Writing portfolios can be the source much of indecision and angst. The angst is usually due to quality. To cut through the indecision, organize your work and create some definite objectives for yourself.

Getting your materials organized

You need to tailor the organization of your materials to your fields of work. The simplest and by far most productive way to organize your portfolio is to categorize, either by subject, or by market:

  • Subjects: If you specialize in particular subjects, organize by topics within the subject. Create separate files with your materials grouped understandably by topics.
  • Markets: If you write across several markets, use the same system as subjects, but use subtopics as headings for files. It's a lot simpler. Usually, there are more materials in some areas than others, so make sure you can create enough subtopics to avoid wading through hundreds or thousands of files.
  • Important note: Make sure you maintain your portfolio regularly. Don't leave things lying around, because you can lose them completely. File everything the minute you complete it.

Creating your portfolio

You can now extract your portfolio materials with a good chance of finding what you need.
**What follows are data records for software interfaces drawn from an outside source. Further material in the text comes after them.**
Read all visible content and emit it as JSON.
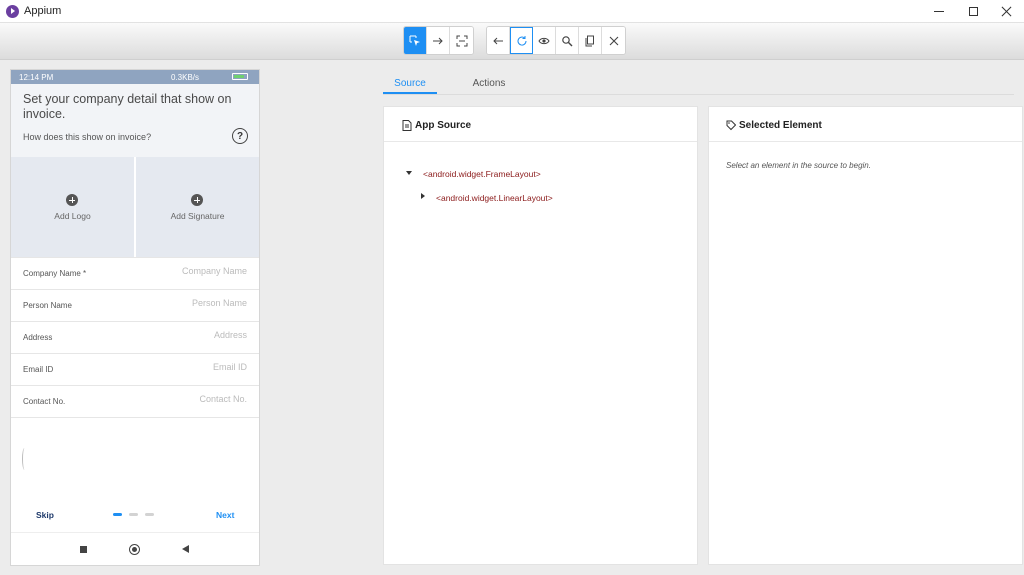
{
  "window": {
    "title": "Appium"
  },
  "toolbar": {
    "left_group": [
      "select-elements-icon",
      "swipe-icon",
      "tap-by-coordinates-icon"
    ],
    "right_group": [
      "back-icon",
      "refresh-icon",
      "eye-icon",
      "search-icon",
      "copy-xml-icon",
      "quit-session-icon"
    ]
  },
  "device": {
    "status_time": "12:14 PM",
    "status_speed": "0.3KB/s",
    "header_title": "Set your company detail that show on invoice.",
    "header_sub": "How does this show on invoice?",
    "help_symbol": "?",
    "add_logo": "Add Logo",
    "add_signature": "Add Signature",
    "fields": [
      {
        "label": "Company Name *",
        "placeholder": "Company Name"
      },
      {
        "label": "Person Name",
        "placeholder": "Person Name"
      },
      {
        "label": "Address",
        "placeholder": "Address"
      },
      {
        "label": "Email ID",
        "placeholder": "Email ID"
      },
      {
        "label": "Contact No.",
        "placeholder": "Contact No."
      }
    ],
    "skip": "Skip",
    "next": "Next",
    "page_indicator": {
      "current": 1,
      "total": 3
    }
  },
  "tabs": {
    "source": "Source",
    "actions": "Actions",
    "active": "Source"
  },
  "source_panel": {
    "title": "App Source",
    "nodes": [
      "<android.widget.FrameLayout>",
      "<android.widget.LinearLayout>"
    ]
  },
  "selected_panel": {
    "title": "Selected Element",
    "hint": "Select an element in the source to begin."
  },
  "colors": {
    "accent": "#1e8ff3",
    "node_text": "#8b1a1a",
    "status_bar": "#8fa4c0"
  }
}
This allows you to compare quality, reducing the number of choices, so decisions aren't as difficult. Now, select your best work and create one file for your portfolio. (Important: Make sure you create a backup copy.)

  • Quality: Good work, showing both writing skills and subject handling abilities.
  • Subjects: If you specialize in particular areas, your most successful work in those fields is also your most reliable marketing material.
  • Unique material: Experienced writers usually have a stock of interesting, good quality work.
  • Professional standards material: This is the core career portfolio work, demonstrating your published products.

Targeting your portfolio

Targeting a portfolio of writing materials requires thorough knowledge of  client or employer needs. Like  job applications, your portfolio must show direct relevance to the job. Modify the portfolio to match the client:

  • Research the job in detail: Check every task and every topic in detail.
  • Research editorial style and content: These fundamental factors define the real needs of the client better than any contract.
  • contact the client and make certain you understand the style format: Never guess about these issues, because you don't get second chances with any contract.